|Questions for readers... - Jul 8|
|2012 - Letters to the Editor|
|Friday, 06 July 2012 14:34|
Page 1 of 4
DEAR EDITOR: I have two basic questions and would really like a response from the theologians among your readers.
We say that all moral actions are acts of the will. In fact the decision to do something and the actual carrying out of the action can be taken as one action of the will. When applied to the death and resurrection of Jesus we have a unique situation. We are taught that before time itself, God decided to redeem us through the actions of God the Son. Therefore, I would conclude that although Jesus came in a particular time in history, his actions have a timeless dimension. Does this mean that the fruits of his death and resurrection could quite naturally be applied to periods before his incarnation (as in the Immaculate Conception)? Is it that each and every good act anyone ever performed in the whole of history was only possible because of the death and resurrection of Christ?

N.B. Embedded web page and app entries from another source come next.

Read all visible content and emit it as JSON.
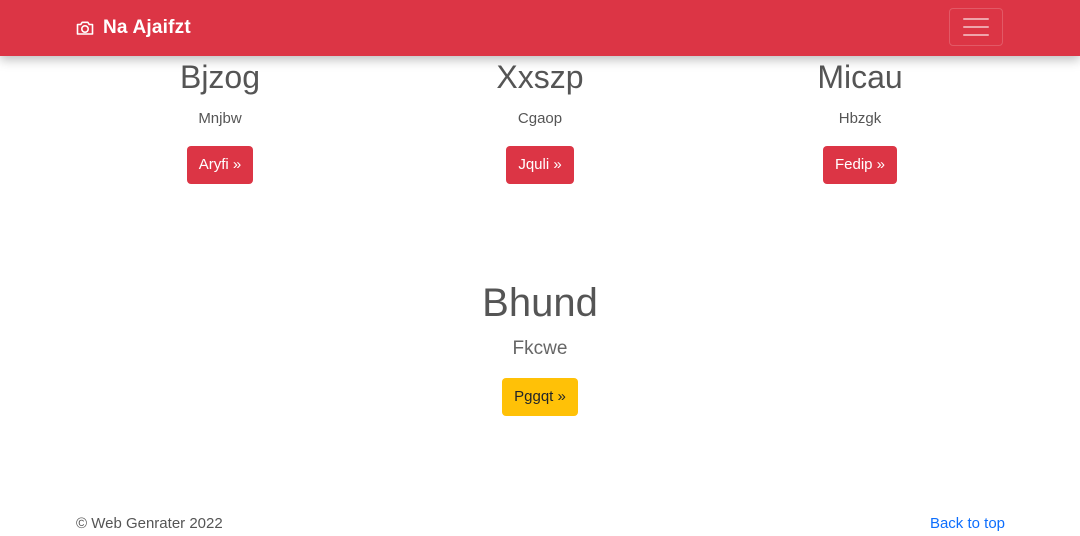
{
  "navbar": {
    "brand": "Na Ajaifzt",
    "brand_icon": "camera-icon",
    "toggler_icon": "hamburger-icon",
    "color": "#dc3545"
  },
  "features": [
    {
      "title": "Bjzog",
      "text": "Mnjbw",
      "button": "Aryfi »"
    },
    {
      "title": "Xxszp",
      "text": "Cgaop",
      "button": "Jquli »"
    },
    {
      "title": "Micau",
      "text": "Hbzgk",
      "button": "Fedip »"
    }
  ],
  "highlight": {
    "title": "Bhund",
    "text": "Fkcwe",
    "button": "Pggqt »",
    "button_color": "#ffc107"
  },
  "footer": {
    "copyright": "© Web Genrater 2022",
    "back_to_top": "Back to top"
  }
}
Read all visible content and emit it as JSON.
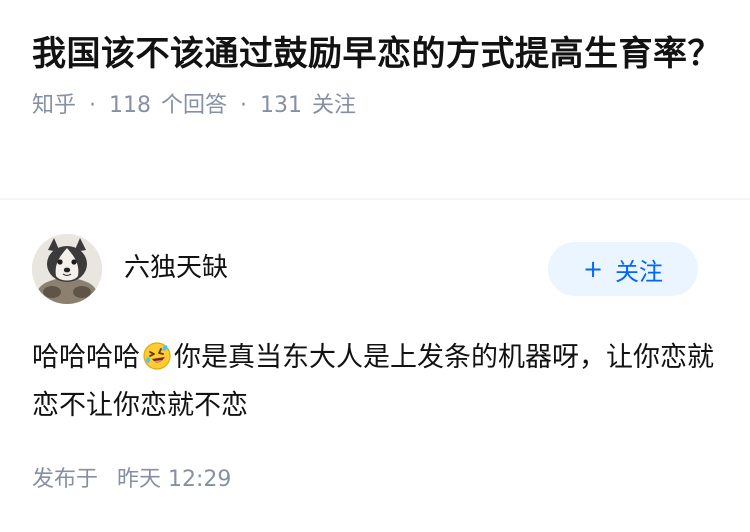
{
  "question": {
    "title": "我国该不该通过鼓励早恋的方式提高生育率？",
    "source": "知乎",
    "separator": "·",
    "answer_count": "118",
    "answer_count_label": "个回答",
    "follower_count": "131",
    "follower_label": "关注"
  },
  "answer": {
    "author_name": "六独天缺",
    "follow_plus": "+",
    "follow_label": "关注",
    "text_before_emoji": "哈哈哈哈",
    "emoji": "rolling-on-floor-laughing-icon",
    "text_after_emoji": "你是真当东大人是上发条的机器呀，让你恋就恋不让你恋就不恋",
    "time_prefix": "发布于",
    "time_value": "昨天 12:29"
  },
  "colors": {
    "title": "#121212",
    "meta": "#8590a6",
    "follow_bg": "#ebf5ff",
    "follow_text": "#0066ff",
    "divider": "#f6f6f6"
  }
}
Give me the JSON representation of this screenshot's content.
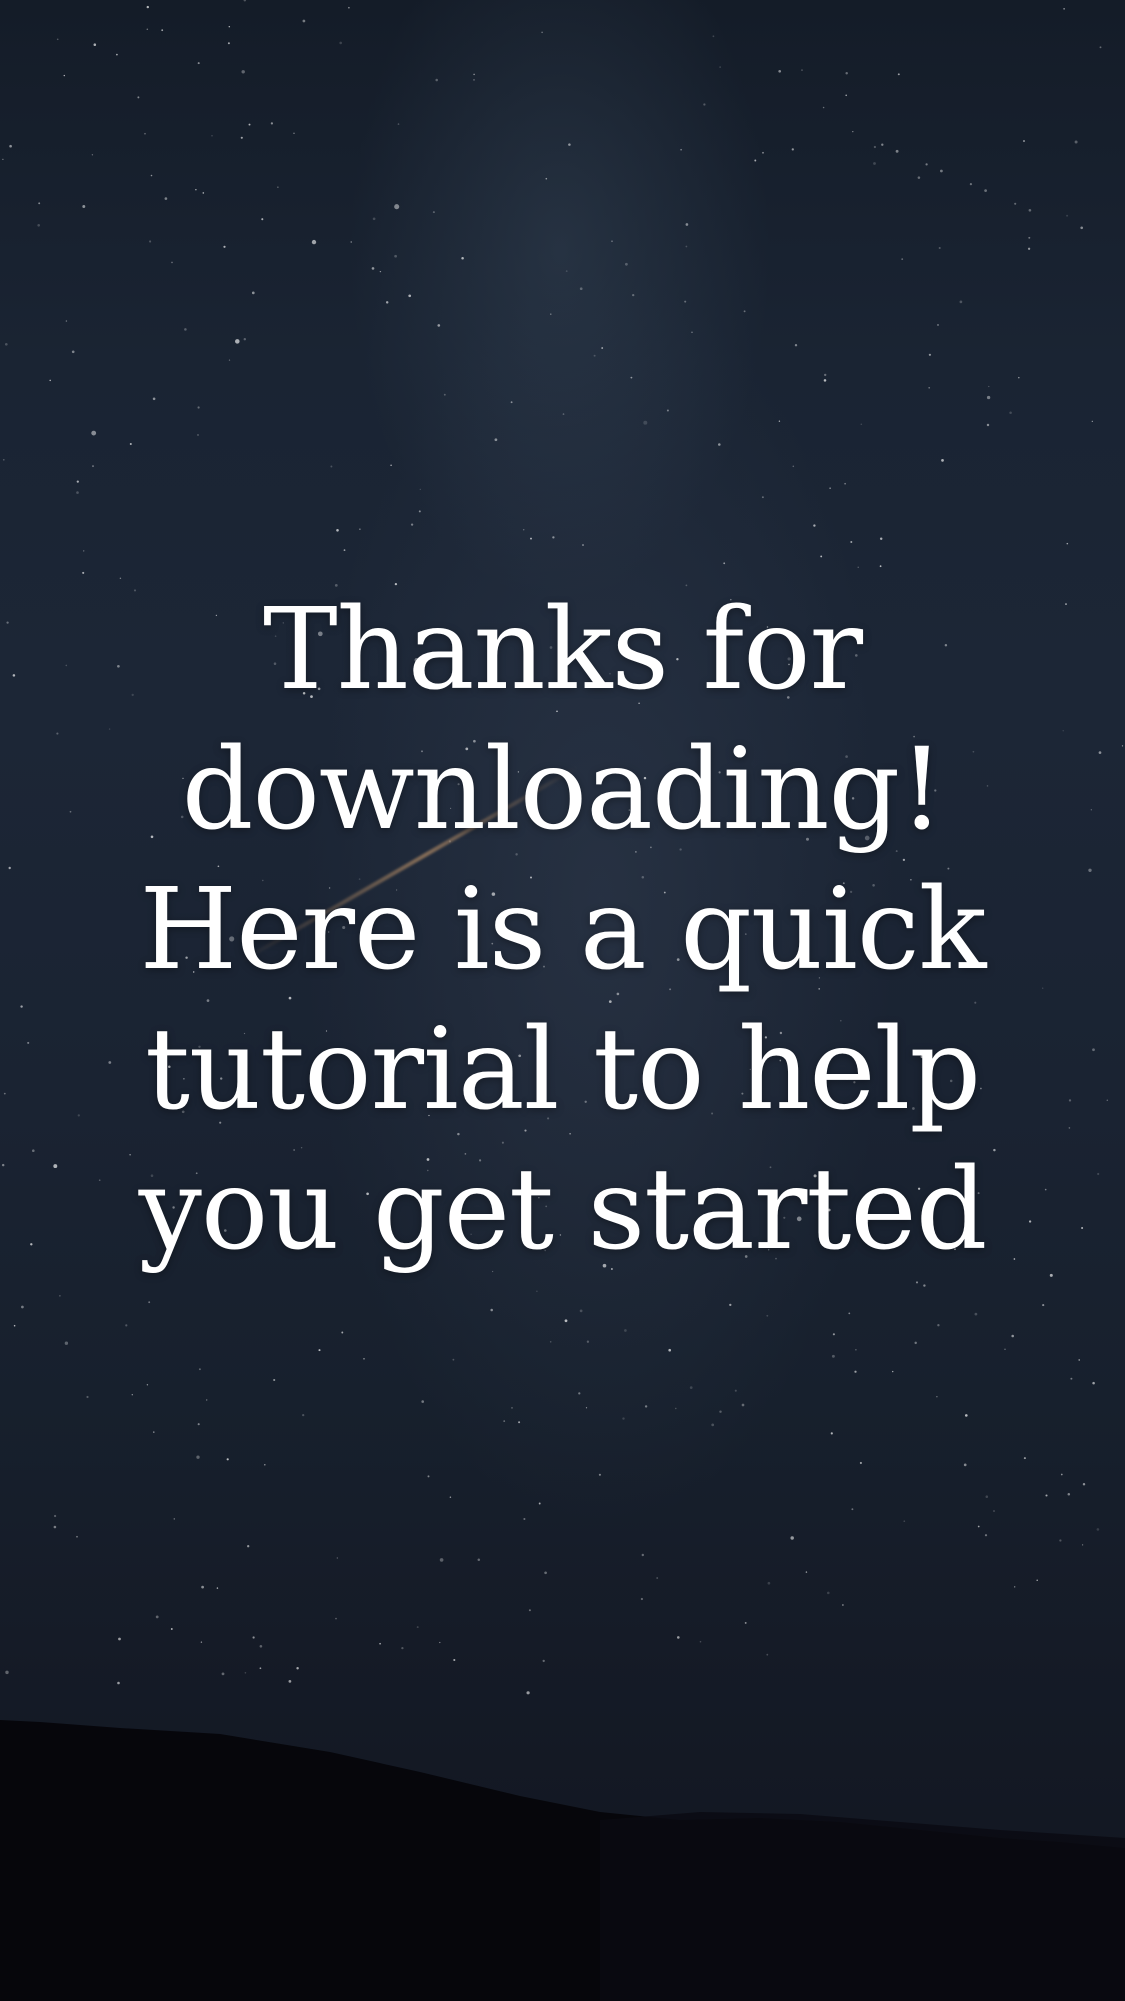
{
  "welcome": {
    "lines": [
      "Thanks for",
      "downloading!",
      "Here is a quick",
      "tutorial to help",
      "you get started"
    ]
  },
  "colors": {
    "text": "#ffffff",
    "sky_top": "#141c28",
    "sky_bottom": "#11151f",
    "hills": "#07070d"
  }
}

Secondly, if a mother knows that her son is a career bandit and accepts ill-gotten gifts from him without ever encouraging him to change his life, we would say that she is in some way complicit in his crimes. Spiritually, the mother becomes one with her son in his actions. We might also say that she deserves a similar punishment as her son.

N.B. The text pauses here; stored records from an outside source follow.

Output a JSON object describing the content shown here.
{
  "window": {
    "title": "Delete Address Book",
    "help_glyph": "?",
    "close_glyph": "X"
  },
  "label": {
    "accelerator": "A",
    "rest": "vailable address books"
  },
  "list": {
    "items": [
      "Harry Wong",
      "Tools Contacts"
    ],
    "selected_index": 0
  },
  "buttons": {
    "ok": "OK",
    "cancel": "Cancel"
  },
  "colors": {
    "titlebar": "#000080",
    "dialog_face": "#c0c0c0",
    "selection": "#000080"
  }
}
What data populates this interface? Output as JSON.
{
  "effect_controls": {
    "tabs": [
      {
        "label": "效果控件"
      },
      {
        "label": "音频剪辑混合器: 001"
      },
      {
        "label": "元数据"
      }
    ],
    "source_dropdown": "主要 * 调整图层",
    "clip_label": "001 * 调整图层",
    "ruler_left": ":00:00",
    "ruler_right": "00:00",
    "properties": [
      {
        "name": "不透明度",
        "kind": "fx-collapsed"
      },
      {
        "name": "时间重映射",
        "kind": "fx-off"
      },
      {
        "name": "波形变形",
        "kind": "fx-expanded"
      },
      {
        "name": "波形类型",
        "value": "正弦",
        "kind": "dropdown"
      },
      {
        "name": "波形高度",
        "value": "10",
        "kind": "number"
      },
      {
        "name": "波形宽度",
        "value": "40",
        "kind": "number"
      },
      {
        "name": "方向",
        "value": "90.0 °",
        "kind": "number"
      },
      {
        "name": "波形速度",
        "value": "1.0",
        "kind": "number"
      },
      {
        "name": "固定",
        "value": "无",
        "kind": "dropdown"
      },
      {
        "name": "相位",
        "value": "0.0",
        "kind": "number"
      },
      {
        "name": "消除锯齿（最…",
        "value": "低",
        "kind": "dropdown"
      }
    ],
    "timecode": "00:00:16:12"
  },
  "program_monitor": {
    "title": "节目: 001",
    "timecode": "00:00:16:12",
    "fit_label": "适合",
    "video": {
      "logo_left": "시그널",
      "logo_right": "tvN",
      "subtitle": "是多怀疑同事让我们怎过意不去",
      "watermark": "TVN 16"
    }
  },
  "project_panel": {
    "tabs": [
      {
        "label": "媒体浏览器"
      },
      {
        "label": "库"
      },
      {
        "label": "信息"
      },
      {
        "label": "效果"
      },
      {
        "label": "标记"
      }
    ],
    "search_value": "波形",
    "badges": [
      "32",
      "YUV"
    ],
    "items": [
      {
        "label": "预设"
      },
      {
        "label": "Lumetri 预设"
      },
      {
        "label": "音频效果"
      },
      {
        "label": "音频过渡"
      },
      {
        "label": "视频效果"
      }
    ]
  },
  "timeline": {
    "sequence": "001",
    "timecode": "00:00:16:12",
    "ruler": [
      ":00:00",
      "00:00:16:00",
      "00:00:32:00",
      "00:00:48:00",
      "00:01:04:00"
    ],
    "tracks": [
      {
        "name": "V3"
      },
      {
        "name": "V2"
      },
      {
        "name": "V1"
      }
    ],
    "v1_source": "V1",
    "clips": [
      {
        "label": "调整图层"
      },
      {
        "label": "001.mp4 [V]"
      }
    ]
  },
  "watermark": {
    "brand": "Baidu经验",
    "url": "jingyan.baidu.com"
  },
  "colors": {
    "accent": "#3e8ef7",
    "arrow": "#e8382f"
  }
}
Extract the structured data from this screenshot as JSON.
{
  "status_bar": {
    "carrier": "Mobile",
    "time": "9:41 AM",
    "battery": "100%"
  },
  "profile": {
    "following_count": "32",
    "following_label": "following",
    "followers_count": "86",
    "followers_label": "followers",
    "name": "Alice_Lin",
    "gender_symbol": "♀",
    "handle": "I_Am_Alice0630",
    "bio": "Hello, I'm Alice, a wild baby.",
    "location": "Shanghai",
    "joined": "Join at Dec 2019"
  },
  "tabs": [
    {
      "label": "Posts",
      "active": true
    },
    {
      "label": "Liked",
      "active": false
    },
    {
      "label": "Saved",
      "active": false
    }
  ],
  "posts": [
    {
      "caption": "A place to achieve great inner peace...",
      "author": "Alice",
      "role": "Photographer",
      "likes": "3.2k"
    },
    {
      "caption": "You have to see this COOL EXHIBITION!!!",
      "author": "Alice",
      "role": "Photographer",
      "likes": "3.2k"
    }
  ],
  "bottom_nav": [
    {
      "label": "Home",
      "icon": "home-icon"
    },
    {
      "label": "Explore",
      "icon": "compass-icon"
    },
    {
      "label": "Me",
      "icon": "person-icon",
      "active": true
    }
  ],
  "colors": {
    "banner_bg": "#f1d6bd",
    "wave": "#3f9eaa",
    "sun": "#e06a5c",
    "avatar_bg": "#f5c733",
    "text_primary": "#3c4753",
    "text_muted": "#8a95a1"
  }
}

Is there a positive side to complicity? Jesus performed a certain action for the redemption of the world. From his action he also obtained gifts for us, (the Holy Eucharist, and the Holy Spirit). Now, if we accept his gift are we complicit in his action? I know that the dogma of the Eucharist is much deeper than this but can we still broach the dogma of the Eucharist to unbelievers by appealing to their understanding of complicity? Is this approach wise? Can we argue that at a natural level, by receiving the Eucharist, are we redeeming the world with him? Can we say that by such natural justice (apart from the fact that it is all grace), we are going to receive the same reward as he did – Eternal Life?
Lawrence Fortuné, El Dorado